Table of Contents
Texas Tech Loosens Speech Restrictions, But Some Repressive Policies Remain
LUBBOCK, TX—In response to the pressure of a free-speech lawsuit and student demands for constitutional rights, Texas Tech University is backing away from at least some of its severe restrictions upon free expression. In July, the Foundation for Individual Rights in Education (FIRE) coordinated a lawsuit to force Texas Tech—a public university with 28,000 students—to eliminate a speech code that had designated only one 280-square-foot gazebo for free speech.
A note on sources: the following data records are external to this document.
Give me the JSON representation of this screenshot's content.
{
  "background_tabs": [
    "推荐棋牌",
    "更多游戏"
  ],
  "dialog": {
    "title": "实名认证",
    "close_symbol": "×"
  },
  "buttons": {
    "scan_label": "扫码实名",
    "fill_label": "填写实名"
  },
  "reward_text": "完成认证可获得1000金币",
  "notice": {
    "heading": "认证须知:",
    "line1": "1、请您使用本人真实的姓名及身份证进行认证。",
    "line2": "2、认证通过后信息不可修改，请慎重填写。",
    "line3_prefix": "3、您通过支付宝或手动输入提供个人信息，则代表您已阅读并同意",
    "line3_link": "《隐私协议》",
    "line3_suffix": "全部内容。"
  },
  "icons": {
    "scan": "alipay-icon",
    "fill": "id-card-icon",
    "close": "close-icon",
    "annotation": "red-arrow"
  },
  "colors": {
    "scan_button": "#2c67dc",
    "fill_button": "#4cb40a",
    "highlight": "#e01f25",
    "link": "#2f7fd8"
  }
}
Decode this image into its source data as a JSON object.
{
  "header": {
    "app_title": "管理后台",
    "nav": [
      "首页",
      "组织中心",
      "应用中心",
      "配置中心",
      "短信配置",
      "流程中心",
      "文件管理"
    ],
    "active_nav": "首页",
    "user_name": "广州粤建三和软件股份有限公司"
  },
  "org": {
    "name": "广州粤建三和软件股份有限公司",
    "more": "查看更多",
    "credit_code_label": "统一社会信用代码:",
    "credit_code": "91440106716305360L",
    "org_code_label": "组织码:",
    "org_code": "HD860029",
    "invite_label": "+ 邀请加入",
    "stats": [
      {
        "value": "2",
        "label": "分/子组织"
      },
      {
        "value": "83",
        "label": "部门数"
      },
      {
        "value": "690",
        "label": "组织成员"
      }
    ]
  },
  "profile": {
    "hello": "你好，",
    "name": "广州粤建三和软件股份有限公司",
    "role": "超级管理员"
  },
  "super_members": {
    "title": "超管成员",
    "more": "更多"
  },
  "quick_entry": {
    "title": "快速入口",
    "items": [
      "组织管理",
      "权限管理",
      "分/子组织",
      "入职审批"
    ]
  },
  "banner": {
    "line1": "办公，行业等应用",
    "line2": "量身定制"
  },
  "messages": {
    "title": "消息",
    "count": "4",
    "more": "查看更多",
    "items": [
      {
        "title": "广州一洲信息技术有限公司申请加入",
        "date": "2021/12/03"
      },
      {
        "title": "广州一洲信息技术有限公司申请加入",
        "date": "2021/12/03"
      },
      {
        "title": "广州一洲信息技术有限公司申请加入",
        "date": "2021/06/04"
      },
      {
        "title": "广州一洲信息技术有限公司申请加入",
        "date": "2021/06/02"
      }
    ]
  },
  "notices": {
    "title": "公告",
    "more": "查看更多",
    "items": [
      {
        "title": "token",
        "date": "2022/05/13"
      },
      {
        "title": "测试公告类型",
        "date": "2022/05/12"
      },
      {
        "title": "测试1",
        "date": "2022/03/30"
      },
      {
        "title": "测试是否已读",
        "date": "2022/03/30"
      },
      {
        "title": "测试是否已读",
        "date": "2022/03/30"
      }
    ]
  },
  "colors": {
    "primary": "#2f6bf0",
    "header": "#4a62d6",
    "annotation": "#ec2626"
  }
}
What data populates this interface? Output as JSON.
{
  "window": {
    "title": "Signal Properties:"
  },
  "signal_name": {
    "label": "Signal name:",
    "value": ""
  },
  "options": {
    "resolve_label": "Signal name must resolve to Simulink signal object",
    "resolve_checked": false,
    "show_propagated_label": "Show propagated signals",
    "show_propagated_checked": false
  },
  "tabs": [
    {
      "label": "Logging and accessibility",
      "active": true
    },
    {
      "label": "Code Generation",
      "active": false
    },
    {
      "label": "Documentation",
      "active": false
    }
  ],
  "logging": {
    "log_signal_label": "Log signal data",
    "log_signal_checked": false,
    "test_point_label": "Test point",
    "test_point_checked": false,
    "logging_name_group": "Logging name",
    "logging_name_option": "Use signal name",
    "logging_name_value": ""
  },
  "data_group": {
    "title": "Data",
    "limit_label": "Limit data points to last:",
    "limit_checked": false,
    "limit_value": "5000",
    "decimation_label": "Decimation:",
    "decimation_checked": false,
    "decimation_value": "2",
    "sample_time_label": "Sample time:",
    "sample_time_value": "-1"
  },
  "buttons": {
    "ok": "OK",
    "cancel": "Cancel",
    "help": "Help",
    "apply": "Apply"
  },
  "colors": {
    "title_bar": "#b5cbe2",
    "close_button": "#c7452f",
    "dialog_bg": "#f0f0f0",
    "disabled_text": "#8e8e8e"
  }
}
In response, the university has greatly expanded the number of free speech zones from one small area to six substantially larger areas.
"We are heartened that the suit and student activism have prompted Texas Tech to move in the direction of greater freedom of speech. Students are now granted free speech areas that can be measured in acres instead of feet," said Greg Lukianoff, FIRE's director of legal and public advocacy. "However, the university's speech policies are still far too restrictive. Texas Tech should not be fighting for every possible bit of repression it might be allowed under the law. Its students deserve to be educated in an atmosphere that celebrates—rather than quarantines—freedom." The federal lawsuit was filed by the Alliance Defense Fund and the Liberty Legal Institute as part of FIRE's Speech Codes Litigation Project, which aims to overturn public university speech codes in every federal circuit.
Texas Tech originally required students to obtain a permit six days in advance for any activity on campus outside of the tiny Free Speech Gazebo. The revised code provides for five additional, larger free speech zones, for a total of nine acres, and it reduces the permit delay to two business days. Restrictions on what may be said at Texas Tech, however, remain unchanged. Ominously for political and controversial speech, the university's speech codes still define "harassment" as communications "intended to intimidate or humiliate any person." Such an overbroad and vague speech restriction could suppress pro-choice and pro-life rallies, pro-war and anti-war demonstrations, and almost any other student speech about a divisive political issue. Texas Tech's speech codes give as examples of sexual harassment the use of the terms "boy," "girl," and "honey" for adults. Further, Texas Tech also forbids advertisements that do not meet the hazy standard of "good taste."
Joining FIRE's battle for free speech rights on Texas Tech's campus is a new campus group, Students for Free Speech (SFS). SFS pressured the Texas Tech administration throughout the fall semester, organizing a campus-wide petition drive that attracted more than 900 student signatures in support of free speech. When administrators failed to respond, SFS members organized a creative protest event: a "funeral procession for free speech," complete with eulogies, a clergyman, and a full-size wooden coffin. SFS is also conducting a public information campaign that places accurate information about Texas Tech's speech code in the hands of students, the public, and the local media. FIRE also has publicly exposed Texas Tech's repressive policies in both local and national media and in testimony before the United States Senate.
FIRE's lawsuit continues, with both parties having filed motions for summary judgment. A court decision on the constitutionality of Texas Tech's speech code is expected soon. Stay tuned for further developments.
Speech Codes Litigation Project Update
This year saw the birth of FIRE's Speech Codes Litigation Project—a national effort to overturn speech codes at public universities once and for all. FIRE's nationwide effort has already brought two other important victories for free speech on campus:
- Shippensburg University (PA)—FIRE Legal Network attorneys David A. French and William Adair Bonner sued Shippensburg in April over its speech codes. In September, a federal judge granted a preliminary injunction against the university to prevent it from enforcing its speech code while the suit was in progress. The parties now have until December 17 to settle or the case will proceed to final judgment.
- Citrus College (CA)—Citrus College was sued in May for a speech code that quarantined free speech to three small areas of campus. When sued by FIRE Legal Network attorney Carol Sobel, Citrus College quickly abolished its free speech zones and revoked a frightening policy banning "offensive...expression or language" which could have been used to make virtually any controversial speech illegal.
FIRE will file suit against unconstitutional speech codes in every federal judicial circuit and will coordinate additional suits in its Speech Codes Litigation Project in the near future.
FIRE is a nonprofit educational foundation that unites civil rights and civil liberties leaders, scholars, journalists, and public intellectuals from across the political and ideological spectrum on behalf of individual rights, due process, freedom of expression, academic freedom, and rights of conscience at our nation's colleges and universities. FIRE's efforts to preserve liberty on campuses across America can be seen by visiting www.thefire.org.
Greg Lukianoff, Director of Legal and Public Advocacy, FIRE: 215-717-3473; firstname.lastname@example.org
Rich Jefferson, Director of Media Relations, Alliance Defense Fund: 480-444-0020; email@example.com
FIRE’s award-winning Newsdesk covers the free speech news you need to stay informed.